hide Sorting

You can sort these results in two ways:

By entity
Chronological order for dates, alphabetical order for places and people.
By position (current method)
As the entities appear in the document.

You are currently sorting in ascending order. Sort in descending order.

hide Most Frequent Entities

The entities that appear most frequently in this document are shown below.

Entity Max. Freq Min. Freq
Semmes 108 2 Browse Search
United States (United States) 98 0 Browse Search
Norfolk (Virginia, United States) 79 1 Browse Search
Hampton Roads (Virginia, United States) 76 0 Browse Search
Nassau River (Florida, United States) 76 0 Browse Search
John L. Worden 57 1 Browse Search
Galveston (Texas, United States) 57 1 Browse Search
Cushing 57 1 Browse Search
Liverpool (United Kingdom) 42 0 Browse Search
Maffitt 35 1 Browse Search
View all entities in this document...

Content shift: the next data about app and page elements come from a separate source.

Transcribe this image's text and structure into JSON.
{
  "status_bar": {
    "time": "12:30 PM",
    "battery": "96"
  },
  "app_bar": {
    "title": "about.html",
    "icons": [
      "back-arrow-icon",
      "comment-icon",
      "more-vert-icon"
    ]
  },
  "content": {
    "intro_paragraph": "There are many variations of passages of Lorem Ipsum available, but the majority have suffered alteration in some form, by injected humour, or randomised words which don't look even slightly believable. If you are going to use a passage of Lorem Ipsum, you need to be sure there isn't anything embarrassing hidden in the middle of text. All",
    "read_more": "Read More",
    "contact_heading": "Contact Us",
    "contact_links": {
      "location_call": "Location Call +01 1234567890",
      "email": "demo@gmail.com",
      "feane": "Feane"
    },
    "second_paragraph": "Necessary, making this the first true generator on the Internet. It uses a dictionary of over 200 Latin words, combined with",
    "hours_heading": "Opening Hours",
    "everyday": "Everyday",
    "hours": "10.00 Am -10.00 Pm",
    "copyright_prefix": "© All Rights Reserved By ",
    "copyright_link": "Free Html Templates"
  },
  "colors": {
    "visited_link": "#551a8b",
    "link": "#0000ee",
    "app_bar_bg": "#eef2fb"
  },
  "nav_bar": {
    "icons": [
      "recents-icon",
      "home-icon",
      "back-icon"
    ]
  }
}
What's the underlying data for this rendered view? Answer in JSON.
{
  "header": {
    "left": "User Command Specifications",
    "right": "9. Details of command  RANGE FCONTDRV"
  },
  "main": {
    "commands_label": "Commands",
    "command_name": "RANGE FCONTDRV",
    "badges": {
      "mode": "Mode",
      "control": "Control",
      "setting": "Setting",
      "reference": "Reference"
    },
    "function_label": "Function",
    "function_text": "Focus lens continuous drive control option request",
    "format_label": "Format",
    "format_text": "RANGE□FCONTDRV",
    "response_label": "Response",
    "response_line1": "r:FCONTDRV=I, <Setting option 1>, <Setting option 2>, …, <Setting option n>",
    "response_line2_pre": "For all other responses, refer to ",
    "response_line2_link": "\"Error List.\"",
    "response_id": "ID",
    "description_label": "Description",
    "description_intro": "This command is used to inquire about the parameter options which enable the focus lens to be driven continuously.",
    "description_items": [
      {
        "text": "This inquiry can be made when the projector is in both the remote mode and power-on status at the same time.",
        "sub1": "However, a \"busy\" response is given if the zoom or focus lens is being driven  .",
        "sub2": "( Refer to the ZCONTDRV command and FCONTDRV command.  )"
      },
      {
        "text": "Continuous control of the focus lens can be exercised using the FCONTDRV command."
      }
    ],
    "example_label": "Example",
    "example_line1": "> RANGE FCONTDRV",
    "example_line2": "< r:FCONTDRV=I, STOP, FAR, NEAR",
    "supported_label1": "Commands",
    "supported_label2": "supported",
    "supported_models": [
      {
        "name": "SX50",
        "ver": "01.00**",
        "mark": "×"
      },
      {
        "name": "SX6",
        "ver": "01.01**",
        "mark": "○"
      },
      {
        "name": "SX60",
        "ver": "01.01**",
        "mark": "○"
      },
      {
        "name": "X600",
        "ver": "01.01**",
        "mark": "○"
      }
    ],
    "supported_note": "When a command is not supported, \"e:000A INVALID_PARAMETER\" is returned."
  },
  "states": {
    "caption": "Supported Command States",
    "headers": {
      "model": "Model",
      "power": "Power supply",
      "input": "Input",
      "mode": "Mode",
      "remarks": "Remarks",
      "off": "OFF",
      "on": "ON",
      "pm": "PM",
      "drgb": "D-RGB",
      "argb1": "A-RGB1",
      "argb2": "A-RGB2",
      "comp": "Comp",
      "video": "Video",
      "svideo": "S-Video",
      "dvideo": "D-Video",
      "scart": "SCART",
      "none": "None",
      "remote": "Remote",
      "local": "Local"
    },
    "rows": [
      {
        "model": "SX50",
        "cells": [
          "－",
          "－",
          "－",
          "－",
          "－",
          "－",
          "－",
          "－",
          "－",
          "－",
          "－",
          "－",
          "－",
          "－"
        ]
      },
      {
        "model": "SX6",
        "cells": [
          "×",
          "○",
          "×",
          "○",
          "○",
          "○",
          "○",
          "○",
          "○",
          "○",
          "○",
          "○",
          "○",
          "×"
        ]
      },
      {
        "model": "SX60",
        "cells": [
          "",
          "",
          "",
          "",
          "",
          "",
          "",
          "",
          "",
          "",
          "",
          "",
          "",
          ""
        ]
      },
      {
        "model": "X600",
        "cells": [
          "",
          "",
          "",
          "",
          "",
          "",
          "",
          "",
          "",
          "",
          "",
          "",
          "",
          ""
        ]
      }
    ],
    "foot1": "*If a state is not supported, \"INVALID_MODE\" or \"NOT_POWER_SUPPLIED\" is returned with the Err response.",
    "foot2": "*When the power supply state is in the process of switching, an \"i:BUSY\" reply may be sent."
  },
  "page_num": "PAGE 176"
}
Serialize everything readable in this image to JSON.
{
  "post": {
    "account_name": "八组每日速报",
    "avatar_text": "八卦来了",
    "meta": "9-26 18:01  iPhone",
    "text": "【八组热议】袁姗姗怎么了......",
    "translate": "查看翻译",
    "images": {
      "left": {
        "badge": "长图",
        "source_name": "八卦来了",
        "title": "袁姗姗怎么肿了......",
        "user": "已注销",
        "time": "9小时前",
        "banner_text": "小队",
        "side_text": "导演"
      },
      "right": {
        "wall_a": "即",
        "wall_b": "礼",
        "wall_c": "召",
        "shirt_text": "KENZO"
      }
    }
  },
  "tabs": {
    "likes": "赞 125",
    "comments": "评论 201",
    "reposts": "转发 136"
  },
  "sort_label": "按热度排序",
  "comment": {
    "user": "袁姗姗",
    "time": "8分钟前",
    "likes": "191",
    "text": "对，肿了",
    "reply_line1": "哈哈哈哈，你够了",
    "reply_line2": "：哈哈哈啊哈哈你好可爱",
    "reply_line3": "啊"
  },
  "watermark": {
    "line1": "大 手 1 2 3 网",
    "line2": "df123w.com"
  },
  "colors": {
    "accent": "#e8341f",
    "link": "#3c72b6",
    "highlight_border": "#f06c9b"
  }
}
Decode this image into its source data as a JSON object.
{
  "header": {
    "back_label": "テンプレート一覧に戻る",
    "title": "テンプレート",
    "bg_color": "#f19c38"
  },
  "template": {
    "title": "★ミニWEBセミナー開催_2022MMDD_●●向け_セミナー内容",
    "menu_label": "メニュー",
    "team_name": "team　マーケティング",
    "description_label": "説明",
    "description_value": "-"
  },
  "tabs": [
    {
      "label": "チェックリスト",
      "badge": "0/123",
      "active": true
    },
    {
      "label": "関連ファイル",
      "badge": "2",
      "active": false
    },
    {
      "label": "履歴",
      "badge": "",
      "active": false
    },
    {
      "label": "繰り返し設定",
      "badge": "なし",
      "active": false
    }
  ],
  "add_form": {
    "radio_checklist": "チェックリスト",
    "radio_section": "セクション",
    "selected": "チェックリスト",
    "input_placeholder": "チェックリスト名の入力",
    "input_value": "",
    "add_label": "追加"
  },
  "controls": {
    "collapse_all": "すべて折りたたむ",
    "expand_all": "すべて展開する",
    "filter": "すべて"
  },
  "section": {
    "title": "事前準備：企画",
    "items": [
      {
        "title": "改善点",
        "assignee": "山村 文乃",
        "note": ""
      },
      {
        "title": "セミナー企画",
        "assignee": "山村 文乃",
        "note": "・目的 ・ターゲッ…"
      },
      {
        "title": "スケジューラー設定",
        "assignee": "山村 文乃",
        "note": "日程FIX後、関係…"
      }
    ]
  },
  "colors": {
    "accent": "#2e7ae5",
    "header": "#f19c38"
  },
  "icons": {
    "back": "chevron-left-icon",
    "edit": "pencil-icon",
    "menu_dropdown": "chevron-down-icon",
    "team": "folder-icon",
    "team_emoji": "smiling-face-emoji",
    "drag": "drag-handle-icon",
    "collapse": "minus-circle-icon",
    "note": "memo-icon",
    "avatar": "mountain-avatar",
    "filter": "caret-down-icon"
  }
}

Browsing named entities in a specific section of James Russell Soley, Professor U. S. Navy, Confederate Military History, a library of Confederate States Military History: Volume 7.1, The blockade and the cruisers (ed. Clement Anselm Evans). Search the whole document.

Found 246 total hits in 52 results.

1 2 3 4 5 6
July 6th, 1863 AD (search for this): chapter 3
t of the blockade-runners, especially in the last year of the war. In the Gulf, Havana had a similar importance. The run to the coast of Florida was only a little over one hundred miles. But Key West was inconveniently near, the Gulf blockade was strict, and after New Orleans was captured, the trade offered no such inducements as that on, the Atlantic coast. Nevertheless it is stated by Admiral Bailey, on the authority of intercepted correspondence of the enemy, that between April 1 and July 6, 1863, fifty vessels left Havana to run the blockade. The situation of Matamoras was somewhat peculiar. It was the only town of any importance on the single foreign frontier of the Confederacy. Situated opposite the Texan town of Brownsville, on the Rio Grande, about forty miles from its mouth, and in neutral territory, it offered peculiar advantages for contraband trade. The Rio Grande could not be blockaded. Cargoes shipped for Matamoras were transferred to lighters at the mouth of th
ston on the 11th of May, she remained only four days; and except for the fact that the Harriet Lane was off the bar on the 19th, there was no blockade whatever at that point for a fortnight afterward. The British Government called attention to this fact, and suggested that a new blockade required a new notification, with the usual allowance of time for the departure of vessels; but the State Department did not regard the blockade as having been interrupted. Savannah was blockaded on the 28th of May. In the Gulf, Mobile and New Orleans received notice on the 26th from the Powhatan and the Brooklyn; and a month later the South Carolina was at Galveston. At the principal points, therefore, there was no blockade at all during the first month, and after that time the chain of investment was far from being complete. Indeed it could hardly be called a chain at all, when so many links were wanting. Even Wilmington, which later became the most important point on the coast in the operatio
1 2 3 4 5 6